Catalysts, molecules or materials that speed up a chemical reaction, are essential to the modern world. They play a role in the creation of plastics, medicine, and fertilizers. However, many of the most effective catalysts rely on rare, limited, or expensive metals. Recently, researchers have begun exploring single-atom catalysts as an option to effectively use scarce metals.
Single-atom catalysts can theoretically maximize metal use. In addition, their clearly defined nature allows researchers to study the mechanism of catalytic reactions more precisely. However, single atom catalysts are very prone to deactivation, where catalysis either stops completely or becomes significantly less efficient.
Researchers at Pacific Northwest National Laboratory (PNNL) studied a single-atom catalyst system, palladium on titanium dioxide, and its performance in the reverse water-gas shift reaction, the conversion of carbon dioxide to carbon monoxide. They explored how different molecules involved in the reaction affected the catalyst and its activity. The team found that high temperature exposure to hydrogen gas caused an enhancement in catalytic activity, while carbon monoxide led to deactivation.
“Single-atom catalysts are ideal for studying the complex active phase dynamics that occur under real catalytic conditions,” said Janos Szanyi, PNNL chemist and corresponding author of the paper. “Through these systems, we can develop a precise understanding of how the environment around the catalytic centers affects catalytic activity.”
Different conditions, different bonds
The different effects of hydrogen and carbon monoxide on the palladium catalyst come from changes to bonding. When exposed to hydrogen at elevated temperatures, the hydrogen largely leaves the palladium as single atoms while reducing the underlying titanium dioxide. This leads to breaking some of the bonds between the palladium and the titanium dioxide, creating highly active palladium. This activation is reversible, though. Exposure of the system to oxygen eliminates the active palladium sites.
Carbon monoxide deactivates the system by converting the single palladium atoms into small metallic palladium particles. The atoms agglomerate into particles, limiting the number of exposed, active palladium sites. While the catalyst still works, it is much less active than if it had not been treated with carbon monoxide.
During the reverse water-gas shift reaction, both carbon monoxide and hydrogen are present. The team found that while both the activation and deactivation pathways occur under reaction conditions, the hydrogen-caused activation is prevalent. The research highlights the highly dynamic changes that can occur in single-atom catalyst systems during catalytic reactions.

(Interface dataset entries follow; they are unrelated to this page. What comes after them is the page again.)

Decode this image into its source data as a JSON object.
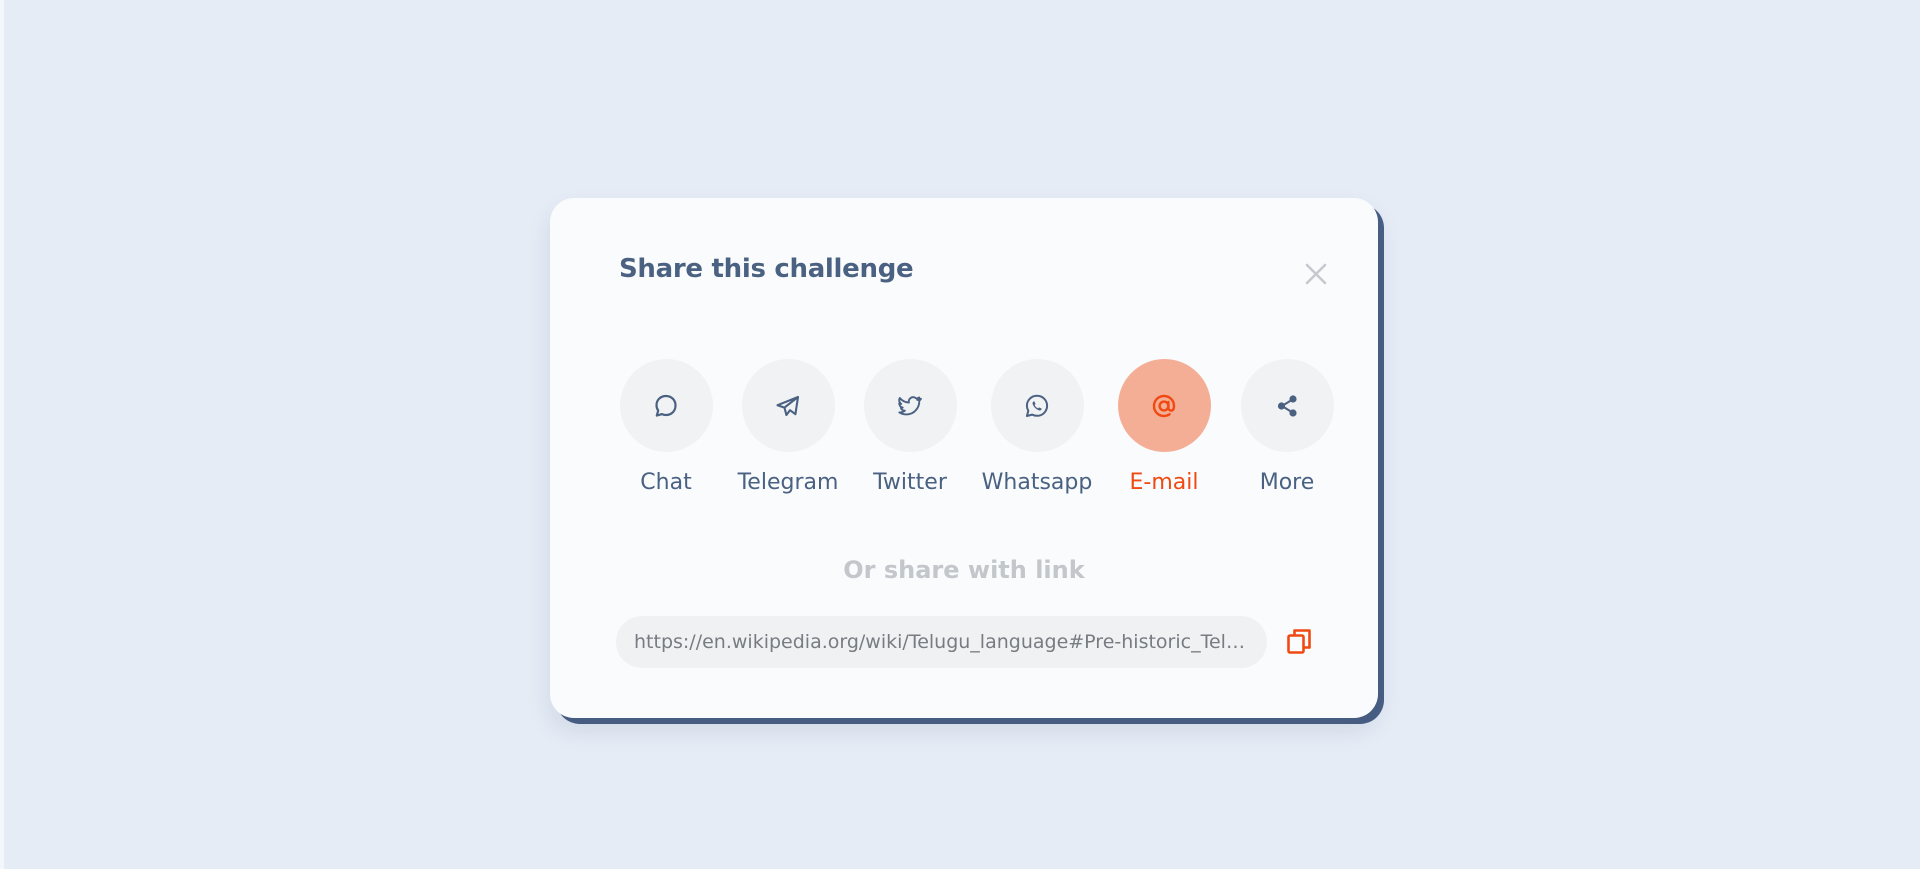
{
  "modal": {
    "title": "Share this challenge",
    "close_icon": "close-icon",
    "share_options": [
      {
        "label": "Chat",
        "icon": "chat-bubble-icon",
        "active": false
      },
      {
        "label": "Telegram",
        "icon": "telegram-plane-icon",
        "active": false
      },
      {
        "label": "Twitter",
        "icon": "twitter-bird-icon",
        "active": false
      },
      {
        "label": "Whatsapp",
        "icon": "whatsapp-icon",
        "active": false
      },
      {
        "label": "E-mail",
        "icon": "at-sign-icon",
        "active": true
      },
      {
        "label": "More",
        "icon": "share-nodes-icon",
        "active": false
      }
    ],
    "or_share_text": "Or share with link",
    "link_value": "https://en.wikipedia.org/wiki/Telugu_language#Pre-historic_Telugu_(...",
    "copy_icon": "copy-icon"
  },
  "colors": {
    "page_background": "#e5ecf6",
    "modal_background": "#f9fbfd",
    "text_primary": "#4a6182",
    "accent": "#f04a12",
    "accent_light": "#f5ae96",
    "muted_text": "#c3c6ca"
  }
}
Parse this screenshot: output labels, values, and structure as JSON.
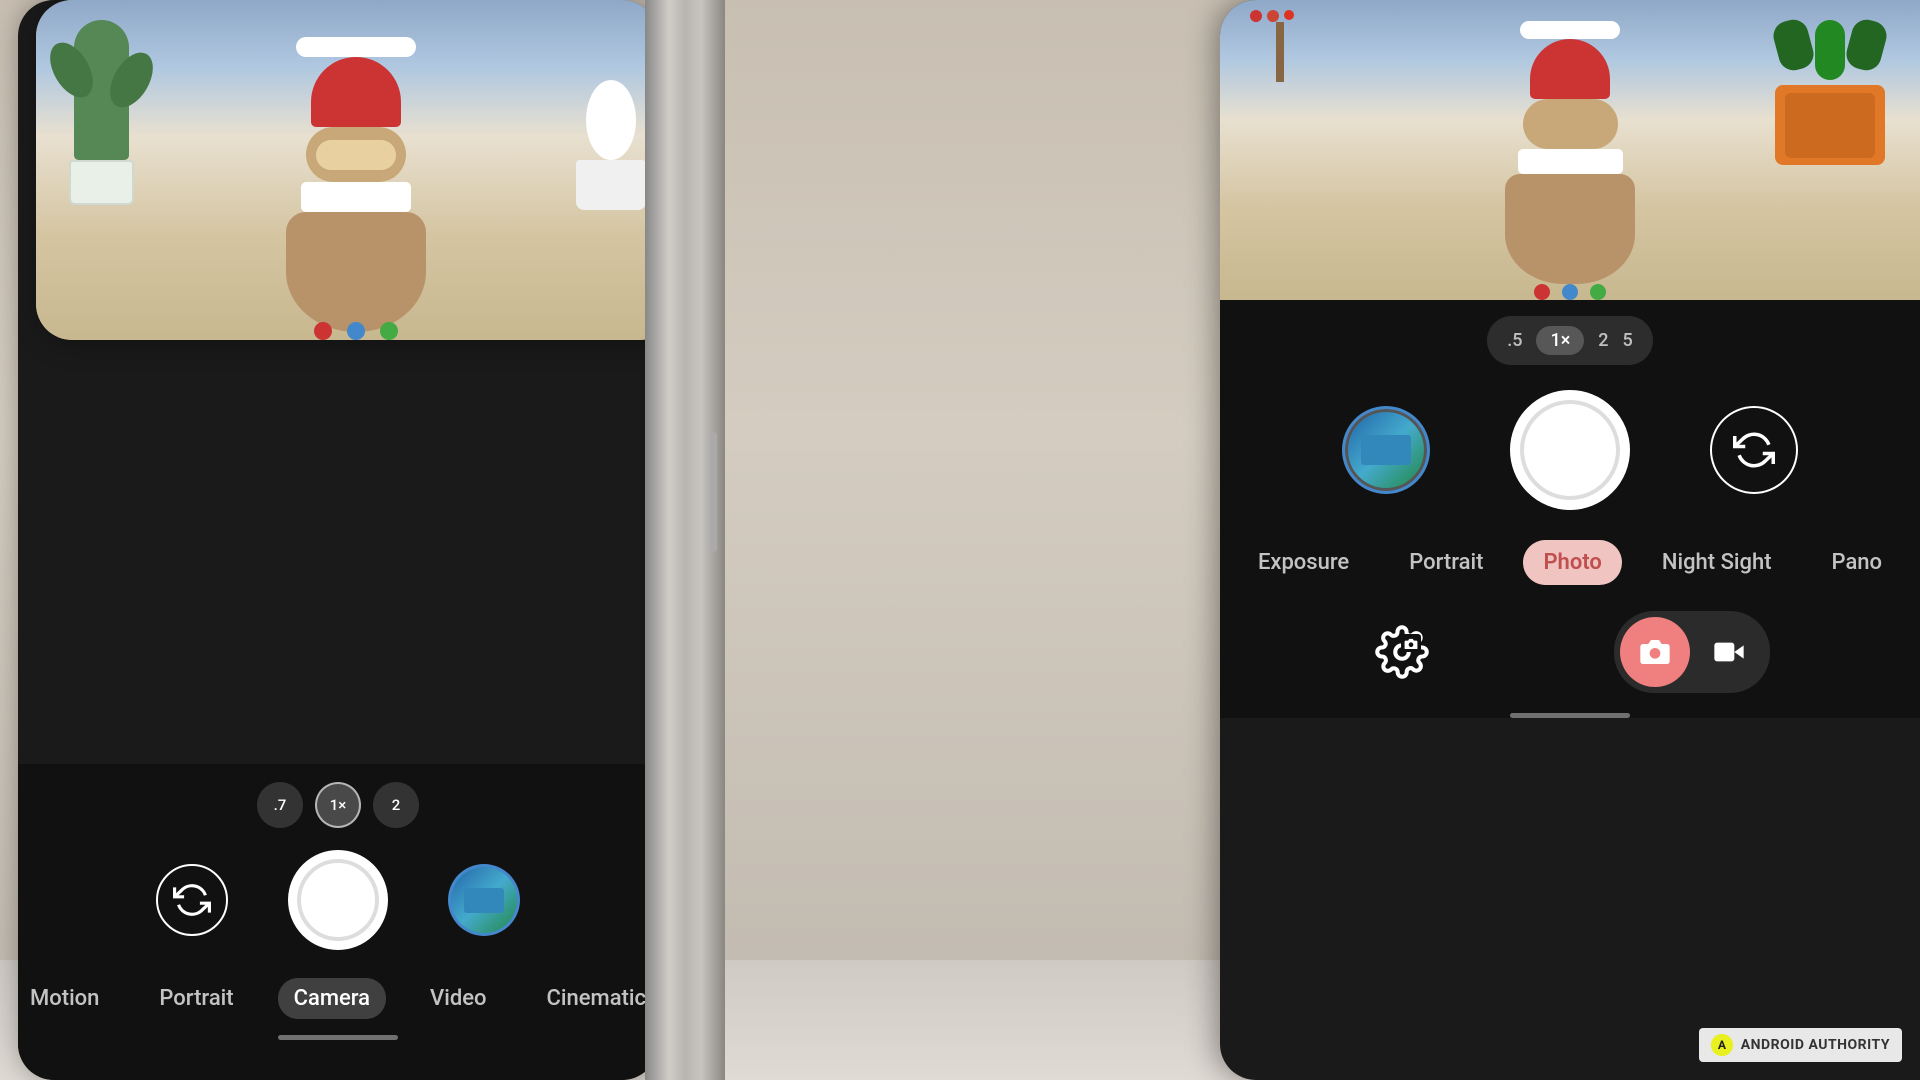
{
  "scene": {
    "background_color": "#b8b0a8"
  },
  "phone_left": {
    "zoom_options": [
      {
        "label": ".7",
        "active": false
      },
      {
        "label": "1×",
        "active": true
      },
      {
        "label": "2",
        "active": false
      }
    ],
    "modes": [
      {
        "label": "Motion",
        "active": false
      },
      {
        "label": "Portrait",
        "active": false
      },
      {
        "label": "Camera",
        "active": true
      },
      {
        "label": "Video",
        "active": false
      },
      {
        "label": "Cinematic",
        "active": false
      }
    ],
    "flip_icon": "↺",
    "gallery_thumb_alt": "gallery thumbnail"
  },
  "phone_right": {
    "zoom_options": [
      {
        "label": ".5",
        "active": false
      },
      {
        "label": "1×",
        "active": true
      },
      {
        "label": "2",
        "active": false
      },
      {
        "label": "5",
        "active": false
      }
    ],
    "modes": [
      {
        "label": "Exposure",
        "active": false
      },
      {
        "label": "Portrait",
        "active": false
      },
      {
        "label": "Photo",
        "active": true
      },
      {
        "label": "Night Sight",
        "active": false
      },
      {
        "label": "Pano",
        "active": false
      }
    ],
    "flip_icon": "↺",
    "settings_icon": "⚙",
    "photo_icon": "📷",
    "video_icon": "▶"
  },
  "watermark": {
    "logo": "A",
    "text": "ANDROID AUTHORITY"
  }
}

“This work clearly demonstrates the importance of studying catalysts under relevant operating conditions,” said Szanyi. “We also show how pretreatments can make a difference to single-atom catalysts, providing some initial guidance for the field.”
This research was funded by the Department of Energy, Office of Science, Basic Energy Sciences. In addition to Szanyi, PNNL authors include Linxiao Chen, Sarah Allec, Manh Thuong Nguyen, Libor Kovarik, and Honghong Shi, as well as former PNNL researchers Vassiliki-Alexandra Glezakou and Roger Rousseau. Adam Hoffman, Jiyun Hong, and Simon Bare from the SLAC National Accelerator Laboratory and Debora Meira from the Canadian Light Source also contributed to this work.